It’s been a short workweek, truncated by a welcome opportunity to give thanks for family, friends, colleagues, and professional progress over the past year.
It is saddening, however, that geodesist and tectonophysicist John Beavan, a long-term member of the scientific staff at Lamont, succumbed to bladder cancer this past weekend. John rose through the ranks to senior staff at the Observatory from 1976 to 1993, when he left to take a position as Crustal Dynamics Geophysicist at GNS Science in New Zealand. John held an appointment as an Adjunct Senior Research Scientist at Lamont until 2000. His research contributed broadly to our understanding of plate boundary deformation, fault mechanics, and the characteristics of major earthquakes around the Pacific.
Lamont scientists continued to be featured in media stories over the past week. Adam Sobel was one of several experts interviewed on the NOVA documentary on Hurricane Sandy, “Inside the Megastorm,” which first aired on PBS last week. The show is available online at http://www.pbs.org/wgbh/nova/earth/inside-the-megastorm.html. Andy Juhl’s efforts to measure Sandy’s impact on water quality in the Hudson River is the subject of a new video that follows Andy and the environmental group Riverkeeper on a sampling expedition a week and a half after the storm: http://www.ldeo.columbia.edu/news-events/after-sandy-testing-waters. Last week’s Columbia University symposium on "Warming Arctic, Changing Planet," co-sponsored by Lamont, was followed by interviews of panelists Nathalie Boelman, Kevin Griffin, and Stephanie Pfirman on LiveScience: http://www.livescience.com/24798-global-warming-changing-arctic.html.
On the federal front, both the AGU (http://www.agu.org/sci_pol/asla/alerts/2012-47.shtml) and the American Institute of Physics (http://www.aip.org/fyi/2012/138.html) issued updates this week on executive and legislative branch efforts to limit travel to conferences by government employees. Such regulations restrict the participation by federal agency scientists in scientific meetings, such as next month’s AGU Fall Meeting. The American Association for the Advancement of Science, the American Astronomical Society, AGU, and other scientific societies have joined forces to press Congress to relieve such restrictions on conference travel in the interest of promoting open communication and collaboration in the sciences.

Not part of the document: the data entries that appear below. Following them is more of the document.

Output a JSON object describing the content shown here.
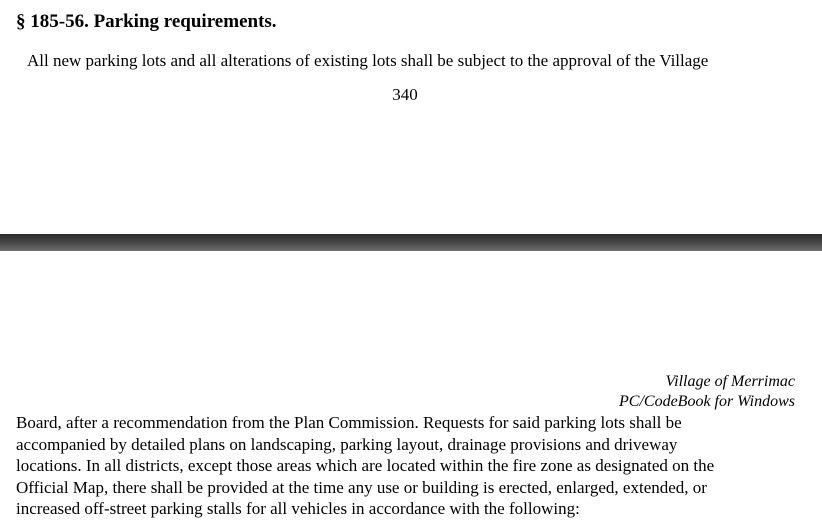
{
  "section": {
    "heading": "§ 185-56. Parking requirements.",
    "intro": "All new parking lots and all alterations of existing lots shall be subject to the approval of the Village"
  },
  "page_number": "340",
  "footer": {
    "line1": "Village of Merrimac",
    "line2": "PC/CodeBook for Windows"
  },
  "body_lines": [
    "Board, after a recommendation from the Plan Commission. Requests for said parking lots shall be",
    "accompanied by detailed plans on landscaping, parking layout, drainage provisions and driveway",
    "locations. In all districts, except those areas which are located within the fire zone as designated on the",
    "Official Map, there shall be provided at the time any use or building is erected, enlarged, extended, or",
    "increased off-street parking stalls for all vehicles in accordance with the following:"
  ]
}
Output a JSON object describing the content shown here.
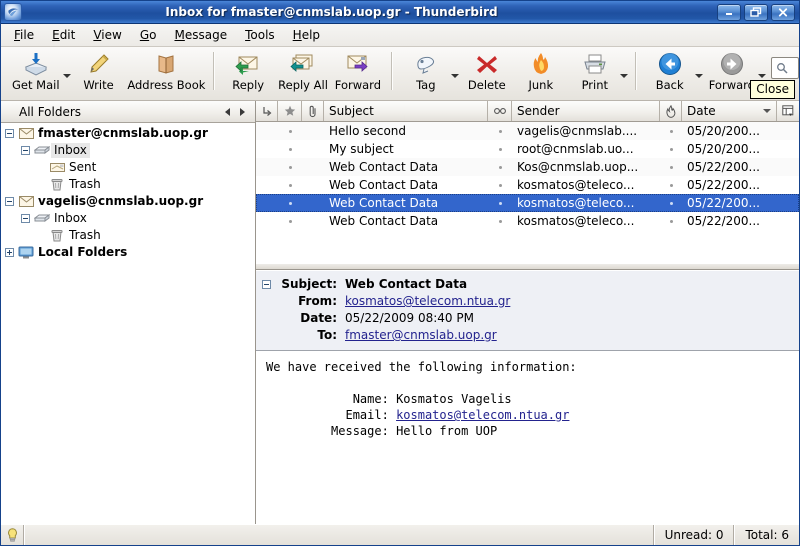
{
  "window": {
    "title": "Inbox for fmaster@cnmslab.uop.gr - Thunderbird",
    "app_icon": "thunderbird-icon",
    "minimize_label": "Minimize",
    "maximize_label": "Restore",
    "close_label": "Close"
  },
  "tooltip": {
    "text": "Close"
  },
  "menubar": {
    "items": [
      {
        "label": "File",
        "accel": "F"
      },
      {
        "label": "Edit",
        "accel": "E"
      },
      {
        "label": "View",
        "accel": "V"
      },
      {
        "label": "Go",
        "accel": "G"
      },
      {
        "label": "Message",
        "accel": "M"
      },
      {
        "label": "Tools",
        "accel": "T"
      },
      {
        "label": "Help",
        "accel": "H"
      }
    ]
  },
  "toolbar": {
    "get_mail": "Get Mail",
    "write": "Write",
    "address_book": "Address Book",
    "reply": "Reply",
    "reply_all": "Reply All",
    "forward": "Forward",
    "tag": "Tag",
    "delete": "Delete",
    "junk": "Junk",
    "print": "Print",
    "back": "Back",
    "forward_nav": "Forward",
    "search_placeholder": ""
  },
  "sidebar": {
    "header_title": "All Folders",
    "nav_prev": "previous",
    "nav_next": "next",
    "tree": [
      {
        "label": "fmaster@cnmslab.uop.gr",
        "icon": "account-mail-icon",
        "level": 0,
        "type": "account",
        "expanded": true,
        "selected": false
      },
      {
        "label": "Inbox",
        "icon": "inbox-icon",
        "level": 1,
        "type": "folder",
        "expanded": true,
        "selected": true
      },
      {
        "label": "Sent",
        "icon": "sent-icon",
        "level": 2,
        "type": "folder",
        "expanded": null,
        "selected": false
      },
      {
        "label": "Trash",
        "icon": "trash-icon",
        "level": 2,
        "type": "folder",
        "expanded": null,
        "selected": false
      },
      {
        "label": "vagelis@cnmslab.uop.gr",
        "icon": "account-mail-icon",
        "level": 0,
        "type": "account",
        "expanded": true,
        "selected": false
      },
      {
        "label": "Inbox",
        "icon": "inbox-icon",
        "level": 1,
        "type": "folder",
        "expanded": true,
        "selected": false
      },
      {
        "label": "Trash",
        "icon": "trash-icon",
        "level": 2,
        "type": "folder",
        "expanded": null,
        "selected": false
      },
      {
        "label": "Local Folders",
        "icon": "local-folders-icon",
        "level": 0,
        "type": "account",
        "expanded": false,
        "selected": false
      }
    ]
  },
  "thread_pane": {
    "columns": {
      "thread": "thread-column-icon",
      "star": "star-column-icon",
      "attachment": "attachment-column-icon",
      "subject": "Subject",
      "read": "read-column-icon",
      "sender": "Sender",
      "junk": "junk-column-icon",
      "date": "Date",
      "picker": "column-picker-icon"
    },
    "sort_column": "Date",
    "rows": [
      {
        "subject": "Hello second",
        "sender": "vagelis@cnmslab....",
        "date": "05/20/200...",
        "selected": false
      },
      {
        "subject": "My subject",
        "sender": "root@cnmslab.uo...",
        "date": "05/20/200...",
        "selected": false
      },
      {
        "subject": "Web Contact Data",
        "sender": "Kos@cnmslab.uop...",
        "date": "05/22/200...",
        "selected": false
      },
      {
        "subject": "Web Contact Data",
        "sender": "kosmatos@teleco...",
        "date": "05/22/200...",
        "selected": false
      },
      {
        "subject": "Web Contact Data",
        "sender": "kosmatos@teleco...",
        "date": "05/22/200...",
        "selected": true
      },
      {
        "subject": "Web Contact Data",
        "sender": "kosmatos@teleco...",
        "date": "05/22/200...",
        "selected": false
      }
    ]
  },
  "message": {
    "subject_label": "Subject:",
    "subject_value": "Web Contact Data",
    "from_label": "From:",
    "from_value": "kosmatos@telecom.ntua.gr",
    "date_label": "Date:",
    "date_value": "05/22/2009 08:40 PM",
    "to_label": "To:",
    "to_value": "fmaster@cnmslab.uop.gr",
    "body_line1": "We have received the following information:",
    "body_line2": "",
    "body_name_label": "   Name:",
    "body_name_value": "Kosmatos Vagelis",
    "body_email_label": "  Email:",
    "body_email_value": "kosmatos@telecom.ntua.gr",
    "body_message_label": "Message:",
    "body_message_value": "Hello from UOP"
  },
  "statusbar": {
    "icon": "lightbulb-icon",
    "message": "",
    "unread": "Unread: 0",
    "total": "Total: 6"
  },
  "colors": {
    "titlebar_blue": "#1e4f9f",
    "selection_blue": "#3366cc",
    "link": "#23238e",
    "tooltip_bg": "#ffffdc",
    "msg_header_bg": "#eef0f5"
  }
}
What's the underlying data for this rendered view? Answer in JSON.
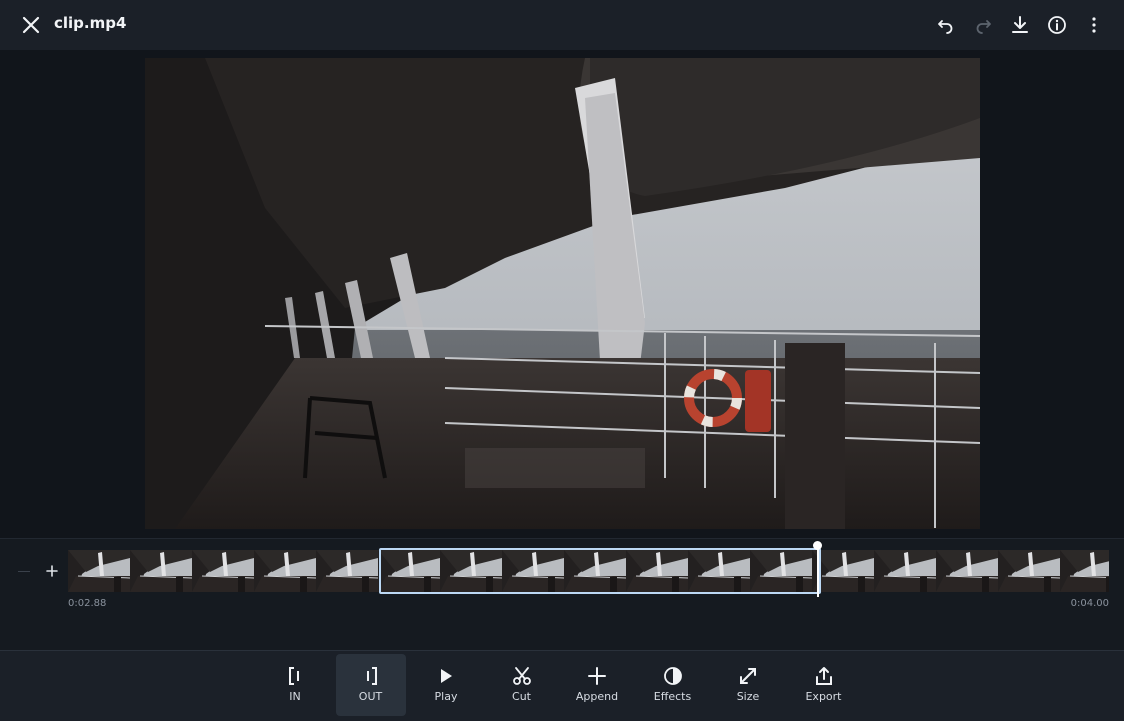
{
  "header": {
    "title": "clip.mp4",
    "close_icon": "close-icon",
    "actions": [
      "undo-icon",
      "redo-icon",
      "download-icon",
      "info-icon",
      "more-vert-icon"
    ]
  },
  "timeline": {
    "start_time": "0:02.88",
    "end_time": "0:04.00",
    "add_icon": "plus-icon",
    "frame_count": 17
  },
  "toolbar": {
    "tools": [
      {
        "label": "IN",
        "icon": "in-point-icon",
        "active": false
      },
      {
        "label": "OUT",
        "icon": "out-point-icon",
        "active": true
      },
      {
        "label": "Play",
        "icon": "play-icon",
        "active": false
      },
      {
        "label": "Cut",
        "icon": "scissors-icon",
        "active": false
      },
      {
        "label": "Append",
        "icon": "plus-icon",
        "active": false
      },
      {
        "label": "Effects",
        "icon": "contrast-icon",
        "active": false
      },
      {
        "label": "Size",
        "icon": "resize-icon",
        "active": false
      },
      {
        "label": "Export",
        "icon": "share-icon",
        "active": false
      }
    ]
  },
  "colors": {
    "background": "#11151b",
    "bar": "#1b2028",
    "selection": "#bcd8f4",
    "active_tool": "#2a323c"
  }
}
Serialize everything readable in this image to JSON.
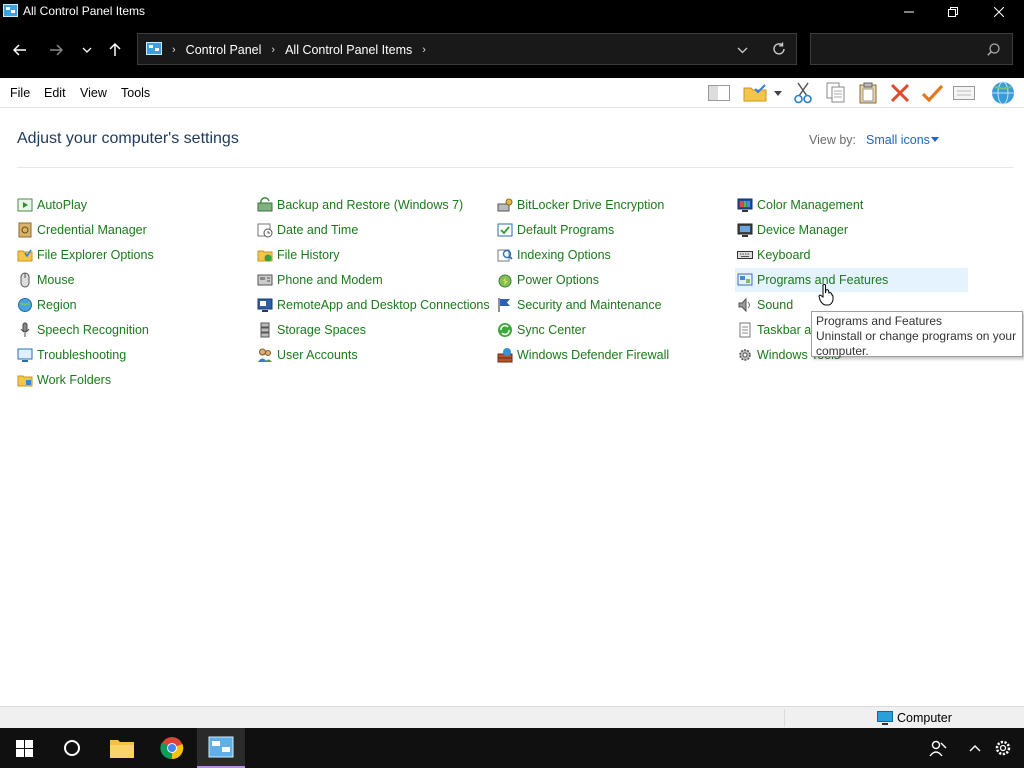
{
  "window": {
    "title": "All Control Panel Items"
  },
  "address": {
    "crumbs": [
      "Control Panel",
      "All Control Panel Items"
    ]
  },
  "search": {
    "placeholder": ""
  },
  "menu": [
    "File",
    "Edit",
    "View",
    "Tools"
  ],
  "header": {
    "title": "Adjust your computer's settings",
    "view_by_label": "View by:",
    "view_by_value": "Small icons"
  },
  "items": {
    "col1": [
      "AutoPlay",
      "Credential Manager",
      "File Explorer Options",
      "Mouse",
      "Region",
      "Speech Recognition",
      "Troubleshooting",
      "Work Folders"
    ],
    "col2": [
      "Backup and Restore (Windows 7)",
      "Date and Time",
      "File History",
      "Phone and Modem",
      "RemoteApp and Desktop Connections",
      "Storage Spaces",
      "User Accounts"
    ],
    "col3": [
      "BitLocker Drive Encryption",
      "Default Programs",
      "Indexing Options",
      "Power Options",
      "Security and Maintenance",
      "Sync Center",
      "Windows Defender Firewall"
    ],
    "col4": [
      "Color Management",
      "Device Manager",
      "Keyboard",
      "Programs and Features",
      "Sound",
      "Taskbar ar",
      "Windows Tools"
    ]
  },
  "tooltip": {
    "title": "Programs and Features",
    "desc": "Uninstall or change programs on your computer."
  },
  "status": {
    "location": "Computer"
  },
  "colors": {
    "link": "#1b7a1b",
    "heading": "#1e395b",
    "accent": "#1e66c5"
  }
}
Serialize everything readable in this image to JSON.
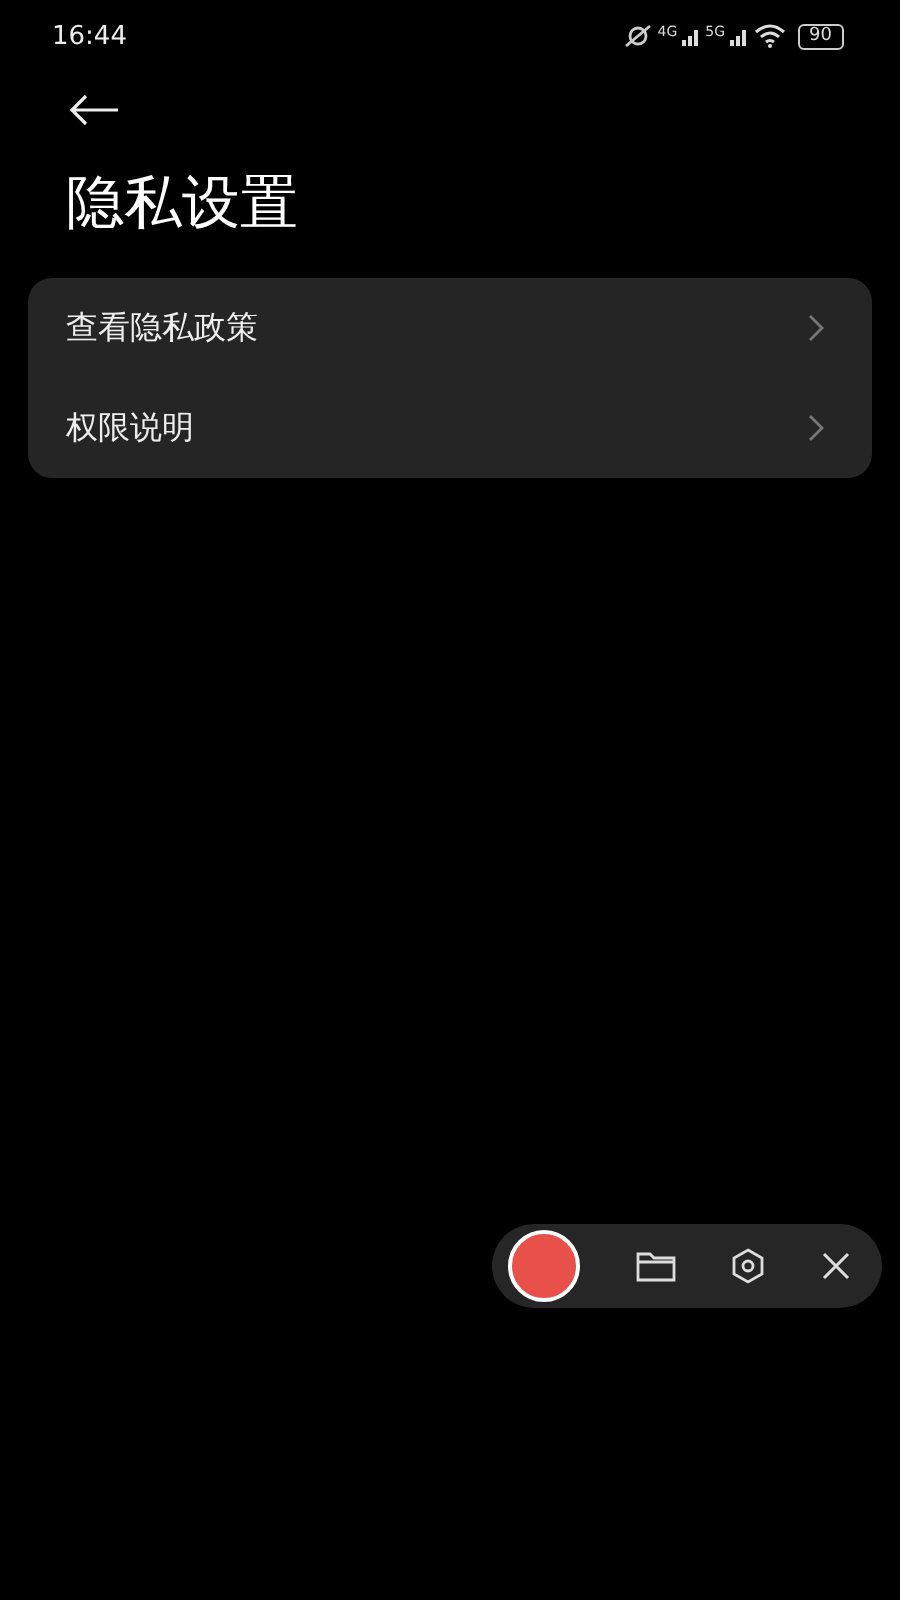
{
  "status_bar": {
    "time": "16:44",
    "network_1": "4G",
    "network_2": "5G",
    "battery": "90"
  },
  "title": "隐私设置",
  "menu_items": [
    {
      "label": "查看隐私政策"
    },
    {
      "label": "权限说明"
    }
  ],
  "recorder": {
    "recording": false
  }
}
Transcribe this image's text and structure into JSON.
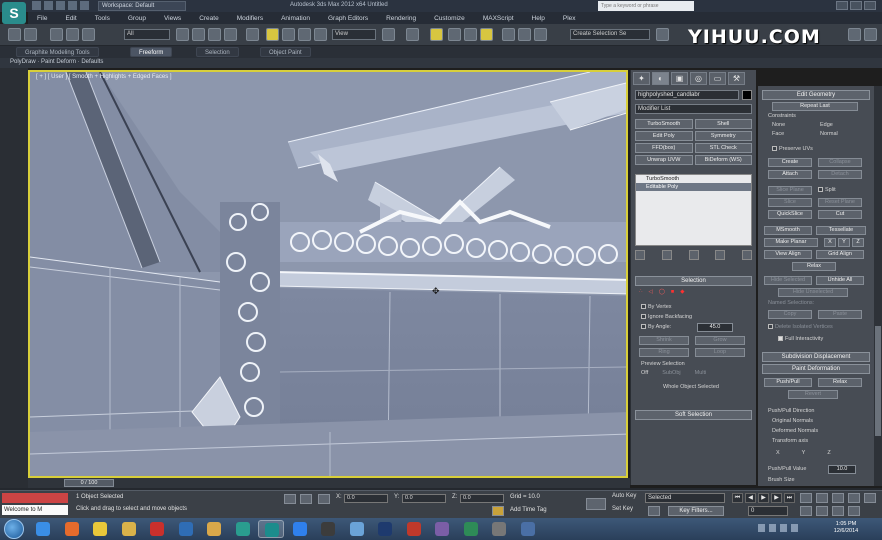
{
  "titlebar": {
    "logo": "S",
    "workspace": "Workspace: Default",
    "window_title": "Autodesk 3ds Max  2012 x64      Untitled",
    "search_placeholder": "Type a keyword or phrase"
  },
  "menubar": [
    "File",
    "Edit",
    "Tools",
    "Group",
    "Views",
    "Create",
    "Modifiers",
    "Animation",
    "Graph Editors",
    "Rendering",
    "Customize",
    "MAXScript",
    "Help",
    "Plex"
  ],
  "watermark": "YIHUU.COM",
  "toolbar": {
    "filter_value": "All",
    "view_value": "View",
    "selection_set_placeholder": "Create Selection Se"
  },
  "ribbon": {
    "tabs": [
      "Graphite Modeling Tools",
      "Freeform",
      "Selection",
      "Object Paint"
    ],
    "active_tab": "Freeform",
    "sub_label": "PolyDraw · Paint Deform · Defaults"
  },
  "viewport": {
    "label": "[ + ] [ User ] [ Smooth + Highlights + Edged Faces ]",
    "border_color": "#d8cf3a",
    "bg_color": "#8d97ad"
  },
  "command_panel": {
    "tab_icons": [
      "create-icon",
      "modify-icon",
      "hierarchy-icon",
      "motion-icon",
      "display-icon",
      "utilities-icon"
    ],
    "object_name": "highpolyshed_candlabr",
    "object_color": "#000000",
    "modifier_list": "Modifier List",
    "modifier_buttons": [
      "TurboSmooth",
      "Shell",
      "Edit Poly",
      "Symmetry",
      "FFD(box)",
      "STL Check",
      "Unwrap UVW",
      "BiDeform (WS)"
    ],
    "stack": [
      "TurboSmooth",
      "Editable Poly"
    ],
    "stack_selected": 1,
    "selection_header": "Selection",
    "by_vertex": "By Vertex",
    "ignore_backfacing": "Ignore Backfacing",
    "by_angle": "By Angle:",
    "angle_value": "45.0",
    "shrink": "Shrink",
    "grow": "Grow",
    "ring": "Ring",
    "loop": "Loop",
    "preview_selection": "Preview Selection",
    "preview_options": [
      "Off",
      "SubObj",
      "Multi"
    ],
    "whole_object": "Whole Object Selected",
    "soft_selection": "Soft Selection"
  },
  "right_panel": {
    "edit_geometry": "Edit Geometry",
    "repeat_last": "Repeat Last",
    "constraints": "Constraints",
    "constraint_options": [
      "None",
      "Edge",
      "Face",
      "Normal"
    ],
    "preserve_uvs": "Preserve UVs",
    "create": "Create",
    "collapse": "Collapse",
    "attach": "Attach",
    "detach": "Detach",
    "slice_plane": "Slice Plane",
    "split": "Split",
    "slice": "Slice",
    "reset_plane": "Reset Plane",
    "quickslice": "QuickSlice",
    "cut": "Cut",
    "msmooth": "MSmooth",
    "tessellate": "Tessellate",
    "make_planar": "Make Planar",
    "xyz": [
      "X",
      "Y",
      "Z"
    ],
    "view_align": "View Align",
    "grid_align": "Grid Align",
    "relax": "Relax",
    "hide_selected": "Hide Selected",
    "unhide_all": "Unhide All",
    "hide_unselected": "Hide Unselected",
    "named_selections": "Named Selections:",
    "copy": "Copy",
    "paste": "Paste",
    "delete_isolated": "Delete Isolated Vertices",
    "full_interactivity": "Full Interactivity",
    "subdivision_displacement": "Subdivision Displacement",
    "paint_deformation": "Paint Deformation",
    "push_pull": "Push/Pull",
    "relax_btn": "Relax",
    "revert": "Revert",
    "push_pull_direction": "Push/Pull Direction",
    "direction_options": [
      "Original Normals",
      "Deformed Normals",
      "Transform axis"
    ],
    "axes": [
      "X",
      "Y",
      "Z"
    ],
    "push_pull_value_label": "Push/Pull Value",
    "push_pull_value": "10.0",
    "brush_size_label": "Brush Size"
  },
  "timeline": {
    "slider": "0 / 100"
  },
  "statusbar": {
    "welcome": "Welcome to M",
    "objects_selected": "1 Object Selected",
    "prompt": "Click and drag to select and move objects",
    "x_label": "X:",
    "x_value": "0.0",
    "y_label": "Y:",
    "y_value": "0.0",
    "z_label": "Z:",
    "z_value": "0.0",
    "grid": "Grid = 10.0",
    "add_time_tag": "Add Time Tag",
    "auto_key": "Auto Key",
    "set_key": "Set Key",
    "selected": "Selected",
    "key_filters": "Key Filters...",
    "frame": "0"
  },
  "taskbar": {
    "apps": [
      "ie-icon",
      "firefox-icon",
      "chrome-icon",
      "explorer-icon",
      "filezilla-icon",
      "app-icon",
      "folder-icon",
      "media-icon",
      "3dsmax-icon",
      "dropbox-icon",
      "unity-icon",
      "notepad-icon",
      "photoshop-icon",
      "app2-icon",
      "app3-icon",
      "app4-icon",
      "app5-icon",
      "app6-icon"
    ],
    "time": "1:05 PM",
    "date": "12/6/2014"
  }
}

Next Tuesday and Wednesday, the Earth Institute will stage the first meeting of the Leadership Council of the Sustainable Development Solutions Network. Among the objectives of the meeting is the determination of the appropriate set of thematic groups to address network goals, including the championing of specific solutions for sustainable development challenges and their early-stage demonstration and development.
Next Wednesday afternoon, Lamont’s Advisory Board will meet in the Comer Building. The Board will hear reports on progress at the Observatory across a broad front, from scientific discoveries to strategic planning, and from media outreach to underway changes in Observatory management. The Board will hear a scientific presentation from Terry Plank and will be treated to a tour of Lamont’s nearly completed set of laboratories for our new colleagues in the biogeosciences.
On Friday of next week, Lamont will host a visit by Jane Lubchenco, Under Secretary of Commerce for Oceans and Atmosphere and Administrator of NOAA. Her visit will afford an opportunity for discussions with staff scientists and a tour of the facilities and laboratories on the Lamont Campus. She will be presenting a seminar on extreme weather at 1:30 that afternoon that I hope most of you can attend.
That Friday will be at least a two-seminar day. The Earth Science Colloquium features Shaun Lovejoy of McGill, an expert in nonlinear geophysics who will be speaking on “The climate is not what you expect.”
I’m on vacation today, sitting in a beach house in South Carolina and watching the morning Sun reflect off the surf, and I can’t help imagining the impact of a Sandy-sized hurricane on this stretch of Atlantic coast. But grandchildren arrived last night, and I can hope that among the reasons for thanksgiving is that the lessons learned from that storm can benefit generations to come.